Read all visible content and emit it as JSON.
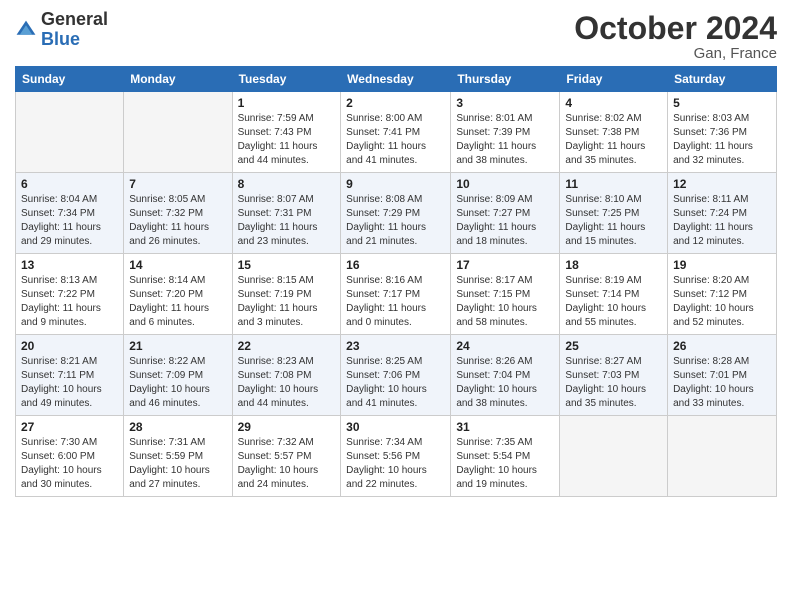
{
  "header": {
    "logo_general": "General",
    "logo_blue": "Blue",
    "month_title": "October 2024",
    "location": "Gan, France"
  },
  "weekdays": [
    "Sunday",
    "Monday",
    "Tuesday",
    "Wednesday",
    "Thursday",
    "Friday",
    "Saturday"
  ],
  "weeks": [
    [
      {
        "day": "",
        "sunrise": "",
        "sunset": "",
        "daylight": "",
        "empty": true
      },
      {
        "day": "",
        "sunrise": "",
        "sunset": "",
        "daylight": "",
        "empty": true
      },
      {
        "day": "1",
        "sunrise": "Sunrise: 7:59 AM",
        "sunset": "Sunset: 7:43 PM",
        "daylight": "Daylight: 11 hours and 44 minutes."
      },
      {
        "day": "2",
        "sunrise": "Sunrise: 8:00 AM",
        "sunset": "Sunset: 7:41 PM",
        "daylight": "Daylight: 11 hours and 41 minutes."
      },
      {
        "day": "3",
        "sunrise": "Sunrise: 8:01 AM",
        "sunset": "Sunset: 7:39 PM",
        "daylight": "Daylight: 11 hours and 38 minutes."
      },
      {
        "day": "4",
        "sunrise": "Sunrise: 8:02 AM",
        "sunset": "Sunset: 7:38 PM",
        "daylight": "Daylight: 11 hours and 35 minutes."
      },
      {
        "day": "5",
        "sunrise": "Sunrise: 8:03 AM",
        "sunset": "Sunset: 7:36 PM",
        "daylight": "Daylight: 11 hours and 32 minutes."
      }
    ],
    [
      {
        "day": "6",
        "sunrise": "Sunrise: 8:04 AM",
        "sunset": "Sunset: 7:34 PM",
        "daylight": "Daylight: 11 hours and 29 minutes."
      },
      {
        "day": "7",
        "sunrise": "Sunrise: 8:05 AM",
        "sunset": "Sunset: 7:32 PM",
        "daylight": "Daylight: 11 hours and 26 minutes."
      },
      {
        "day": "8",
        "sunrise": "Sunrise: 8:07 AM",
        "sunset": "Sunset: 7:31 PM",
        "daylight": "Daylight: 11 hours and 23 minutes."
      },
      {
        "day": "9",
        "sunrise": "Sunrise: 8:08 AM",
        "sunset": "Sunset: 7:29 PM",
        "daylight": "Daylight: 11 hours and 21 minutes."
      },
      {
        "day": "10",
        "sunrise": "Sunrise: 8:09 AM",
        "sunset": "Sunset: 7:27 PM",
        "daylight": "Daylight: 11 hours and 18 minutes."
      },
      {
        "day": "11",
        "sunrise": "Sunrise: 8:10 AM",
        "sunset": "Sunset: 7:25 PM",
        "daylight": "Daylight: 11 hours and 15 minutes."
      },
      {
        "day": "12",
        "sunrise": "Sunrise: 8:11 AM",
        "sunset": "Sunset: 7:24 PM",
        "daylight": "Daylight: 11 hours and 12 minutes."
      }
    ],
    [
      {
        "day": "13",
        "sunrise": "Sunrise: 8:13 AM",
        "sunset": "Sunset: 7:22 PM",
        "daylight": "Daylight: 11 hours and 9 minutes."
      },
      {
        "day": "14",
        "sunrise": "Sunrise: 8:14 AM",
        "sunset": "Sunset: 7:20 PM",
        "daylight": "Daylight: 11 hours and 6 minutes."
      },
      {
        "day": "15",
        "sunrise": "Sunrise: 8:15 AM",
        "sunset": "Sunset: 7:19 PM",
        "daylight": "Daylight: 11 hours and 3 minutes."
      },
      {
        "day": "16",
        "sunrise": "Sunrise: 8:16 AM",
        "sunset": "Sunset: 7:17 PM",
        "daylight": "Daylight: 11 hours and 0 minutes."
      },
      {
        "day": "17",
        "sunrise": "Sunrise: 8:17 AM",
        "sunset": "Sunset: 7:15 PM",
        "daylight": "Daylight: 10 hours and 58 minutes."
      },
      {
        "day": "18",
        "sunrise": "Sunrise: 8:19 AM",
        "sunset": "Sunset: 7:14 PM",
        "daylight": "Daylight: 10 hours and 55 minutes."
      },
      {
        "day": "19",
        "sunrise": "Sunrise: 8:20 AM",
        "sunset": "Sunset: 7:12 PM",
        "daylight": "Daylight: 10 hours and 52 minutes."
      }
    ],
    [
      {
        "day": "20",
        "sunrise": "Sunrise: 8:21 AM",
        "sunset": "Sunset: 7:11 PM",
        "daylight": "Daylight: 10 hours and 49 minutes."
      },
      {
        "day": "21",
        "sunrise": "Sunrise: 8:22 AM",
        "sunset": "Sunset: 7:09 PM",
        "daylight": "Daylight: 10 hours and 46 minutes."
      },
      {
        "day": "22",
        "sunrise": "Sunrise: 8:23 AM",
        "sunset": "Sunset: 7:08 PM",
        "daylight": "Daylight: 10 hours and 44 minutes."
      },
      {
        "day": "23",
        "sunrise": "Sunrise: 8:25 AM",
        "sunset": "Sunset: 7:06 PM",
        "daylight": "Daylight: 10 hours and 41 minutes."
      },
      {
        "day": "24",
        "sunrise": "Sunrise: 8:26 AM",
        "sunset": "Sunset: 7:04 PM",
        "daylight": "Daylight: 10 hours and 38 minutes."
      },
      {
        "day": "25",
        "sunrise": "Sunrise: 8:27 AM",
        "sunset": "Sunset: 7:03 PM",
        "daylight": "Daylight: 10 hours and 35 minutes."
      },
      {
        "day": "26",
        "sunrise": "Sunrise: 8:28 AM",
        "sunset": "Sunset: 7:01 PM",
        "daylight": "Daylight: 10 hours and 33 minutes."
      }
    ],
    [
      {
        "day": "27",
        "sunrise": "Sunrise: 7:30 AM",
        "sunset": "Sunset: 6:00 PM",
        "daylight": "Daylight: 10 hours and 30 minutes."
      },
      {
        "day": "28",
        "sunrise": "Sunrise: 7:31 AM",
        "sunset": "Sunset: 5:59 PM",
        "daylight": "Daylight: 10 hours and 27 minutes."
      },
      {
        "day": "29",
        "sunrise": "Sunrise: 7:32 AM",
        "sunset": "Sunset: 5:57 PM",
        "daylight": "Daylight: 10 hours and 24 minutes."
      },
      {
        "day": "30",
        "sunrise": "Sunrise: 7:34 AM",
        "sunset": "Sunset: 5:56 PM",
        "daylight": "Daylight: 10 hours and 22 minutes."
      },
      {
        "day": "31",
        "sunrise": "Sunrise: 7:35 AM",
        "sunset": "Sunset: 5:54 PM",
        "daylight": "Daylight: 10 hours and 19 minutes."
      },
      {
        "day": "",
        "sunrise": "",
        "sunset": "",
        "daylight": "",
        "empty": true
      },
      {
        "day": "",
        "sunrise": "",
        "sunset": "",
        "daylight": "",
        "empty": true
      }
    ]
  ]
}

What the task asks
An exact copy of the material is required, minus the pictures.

Expected answer
Read all visible content and emit it as JSON.
{
  "header": {
    "logo_general": "General",
    "logo_blue": "Blue",
    "month_title": "October 2024",
    "location": "Gan, France"
  },
  "weekdays": [
    "Sunday",
    "Monday",
    "Tuesday",
    "Wednesday",
    "Thursday",
    "Friday",
    "Saturday"
  ],
  "weeks": [
    [
      {
        "day": "",
        "sunrise": "",
        "sunset": "",
        "daylight": "",
        "empty": true
      },
      {
        "day": "",
        "sunrise": "",
        "sunset": "",
        "daylight": "",
        "empty": true
      },
      {
        "day": "1",
        "sunrise": "Sunrise: 7:59 AM",
        "sunset": "Sunset: 7:43 PM",
        "daylight": "Daylight: 11 hours and 44 minutes."
      },
      {
        "day": "2",
        "sunrise": "Sunrise: 8:00 AM",
        "sunset": "Sunset: 7:41 PM",
        "daylight": "Daylight: 11 hours and 41 minutes."
      },
      {
        "day": "3",
        "sunrise": "Sunrise: 8:01 AM",
        "sunset": "Sunset: 7:39 PM",
        "daylight": "Daylight: 11 hours and 38 minutes."
      },
      {
        "day": "4",
        "sunrise": "Sunrise: 8:02 AM",
        "sunset": "Sunset: 7:38 PM",
        "daylight": "Daylight: 11 hours and 35 minutes."
      },
      {
        "day": "5",
        "sunrise": "Sunrise: 8:03 AM",
        "sunset": "Sunset: 7:36 PM",
        "daylight": "Daylight: 11 hours and 32 minutes."
      }
    ],
    [
      {
        "day": "6",
        "sunrise": "Sunrise: 8:04 AM",
        "sunset": "Sunset: 7:34 PM",
        "daylight": "Daylight: 11 hours and 29 minutes."
      },
      {
        "day": "7",
        "sunrise": "Sunrise: 8:05 AM",
        "sunset": "Sunset: 7:32 PM",
        "daylight": "Daylight: 11 hours and 26 minutes."
      },
      {
        "day": "8",
        "sunrise": "Sunrise: 8:07 AM",
        "sunset": "Sunset: 7:31 PM",
        "daylight": "Daylight: 11 hours and 23 minutes."
      },
      {
        "day": "9",
        "sunrise": "Sunrise: 8:08 AM",
        "sunset": "Sunset: 7:29 PM",
        "daylight": "Daylight: 11 hours and 21 minutes."
      },
      {
        "day": "10",
        "sunrise": "Sunrise: 8:09 AM",
        "sunset": "Sunset: 7:27 PM",
        "daylight": "Daylight: 11 hours and 18 minutes."
      },
      {
        "day": "11",
        "sunrise": "Sunrise: 8:10 AM",
        "sunset": "Sunset: 7:25 PM",
        "daylight": "Daylight: 11 hours and 15 minutes."
      },
      {
        "day": "12",
        "sunrise": "Sunrise: 8:11 AM",
        "sunset": "Sunset: 7:24 PM",
        "daylight": "Daylight: 11 hours and 12 minutes."
      }
    ],
    [
      {
        "day": "13",
        "sunrise": "Sunrise: 8:13 AM",
        "sunset": "Sunset: 7:22 PM",
        "daylight": "Daylight: 11 hours and 9 minutes."
      },
      {
        "day": "14",
        "sunrise": "Sunrise: 8:14 AM",
        "sunset": "Sunset: 7:20 PM",
        "daylight": "Daylight: 11 hours and 6 minutes."
      },
      {
        "day": "15",
        "sunrise": "Sunrise: 8:15 AM",
        "sunset": "Sunset: 7:19 PM",
        "daylight": "Daylight: 11 hours and 3 minutes."
      },
      {
        "day": "16",
        "sunrise": "Sunrise: 8:16 AM",
        "sunset": "Sunset: 7:17 PM",
        "daylight": "Daylight: 11 hours and 0 minutes."
      },
      {
        "day": "17",
        "sunrise": "Sunrise: 8:17 AM",
        "sunset": "Sunset: 7:15 PM",
        "daylight": "Daylight: 10 hours and 58 minutes."
      },
      {
        "day": "18",
        "sunrise": "Sunrise: 8:19 AM",
        "sunset": "Sunset: 7:14 PM",
        "daylight": "Daylight: 10 hours and 55 minutes."
      },
      {
        "day": "19",
        "sunrise": "Sunrise: 8:20 AM",
        "sunset": "Sunset: 7:12 PM",
        "daylight": "Daylight: 10 hours and 52 minutes."
      }
    ],
    [
      {
        "day": "20",
        "sunrise": "Sunrise: 8:21 AM",
        "sunset": "Sunset: 7:11 PM",
        "daylight": "Daylight: 10 hours and 49 minutes."
      },
      {
        "day": "21",
        "sunrise": "Sunrise: 8:22 AM",
        "sunset": "Sunset: 7:09 PM",
        "daylight": "Daylight: 10 hours and 46 minutes."
      },
      {
        "day": "22",
        "sunrise": "Sunrise: 8:23 AM",
        "sunset": "Sunset: 7:08 PM",
        "daylight": "Daylight: 10 hours and 44 minutes."
      },
      {
        "day": "23",
        "sunrise": "Sunrise: 8:25 AM",
        "sunset": "Sunset: 7:06 PM",
        "daylight": "Daylight: 10 hours and 41 minutes."
      },
      {
        "day": "24",
        "sunrise": "Sunrise: 8:26 AM",
        "sunset": "Sunset: 7:04 PM",
        "daylight": "Daylight: 10 hours and 38 minutes."
      },
      {
        "day": "25",
        "sunrise": "Sunrise: 8:27 AM",
        "sunset": "Sunset: 7:03 PM",
        "daylight": "Daylight: 10 hours and 35 minutes."
      },
      {
        "day": "26",
        "sunrise": "Sunrise: 8:28 AM",
        "sunset": "Sunset: 7:01 PM",
        "daylight": "Daylight: 10 hours and 33 minutes."
      }
    ],
    [
      {
        "day": "27",
        "sunrise": "Sunrise: 7:30 AM",
        "sunset": "Sunset: 6:00 PM",
        "daylight": "Daylight: 10 hours and 30 minutes."
      },
      {
        "day": "28",
        "sunrise": "Sunrise: 7:31 AM",
        "sunset": "Sunset: 5:59 PM",
        "daylight": "Daylight: 10 hours and 27 minutes."
      },
      {
        "day": "29",
        "sunrise": "Sunrise: 7:32 AM",
        "sunset": "Sunset: 5:57 PM",
        "daylight": "Daylight: 10 hours and 24 minutes."
      },
      {
        "day": "30",
        "sunrise": "Sunrise: 7:34 AM",
        "sunset": "Sunset: 5:56 PM",
        "daylight": "Daylight: 10 hours and 22 minutes."
      },
      {
        "day": "31",
        "sunrise": "Sunrise: 7:35 AM",
        "sunset": "Sunset: 5:54 PM",
        "daylight": "Daylight: 10 hours and 19 minutes."
      },
      {
        "day": "",
        "sunrise": "",
        "sunset": "",
        "daylight": "",
        "empty": true
      },
      {
        "day": "",
        "sunrise": "",
        "sunset": "",
        "daylight": "",
        "empty": true
      }
    ]
  ]
}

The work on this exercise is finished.